(Component data from apps and pages)
###
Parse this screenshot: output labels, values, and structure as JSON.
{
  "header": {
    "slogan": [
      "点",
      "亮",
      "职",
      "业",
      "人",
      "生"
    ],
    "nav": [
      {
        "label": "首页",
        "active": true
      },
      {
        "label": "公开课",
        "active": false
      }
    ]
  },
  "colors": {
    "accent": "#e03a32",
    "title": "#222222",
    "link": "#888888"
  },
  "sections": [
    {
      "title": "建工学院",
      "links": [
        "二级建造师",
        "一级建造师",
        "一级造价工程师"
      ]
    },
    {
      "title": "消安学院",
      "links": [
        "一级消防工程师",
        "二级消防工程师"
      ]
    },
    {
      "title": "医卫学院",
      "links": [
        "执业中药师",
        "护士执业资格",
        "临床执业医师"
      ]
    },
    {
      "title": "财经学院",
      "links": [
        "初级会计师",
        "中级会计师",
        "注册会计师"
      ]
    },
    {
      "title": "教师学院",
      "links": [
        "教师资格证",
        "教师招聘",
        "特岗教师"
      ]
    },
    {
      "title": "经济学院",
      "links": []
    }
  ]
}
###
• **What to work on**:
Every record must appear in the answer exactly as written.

• **Problem solution**:
Parse this screenshot: output labels, values, and structure as JSON.
{
  "header": {
    "slogan": [
      "点",
      "亮",
      "职",
      "业",
      "人",
      "生"
    ],
    "nav": [
      {
        "label": "首页",
        "active": true
      },
      {
        "label": "公开课",
        "active": false
      }
    ]
  },
  "colors": {
    "accent": "#e03a32",
    "title": "#222222",
    "link": "#888888"
  },
  "sections": [
    {
      "title": "建工学院",
      "links": [
        "二级建造师",
        "一级建造师",
        "一级造价工程师"
      ]
    },
    {
      "title": "消安学院",
      "links": [
        "一级消防工程师",
        "二级消防工程师"
      ]
    },
    {
      "title": "医卫学院",
      "links": [
        "执业中药师",
        "护士执业资格",
        "临床执业医师"
      ]
    },
    {
      "title": "财经学院",
      "links": [
        "初级会计师",
        "中级会计师",
        "注册会计师"
      ]
    },
    {
      "title": "教师学院",
      "links": [
        "教师资格证",
        "教师招聘",
        "特岗教师"
      ]
    },
    {
      "title": "经济学院",
      "links": []
    }
  ]
}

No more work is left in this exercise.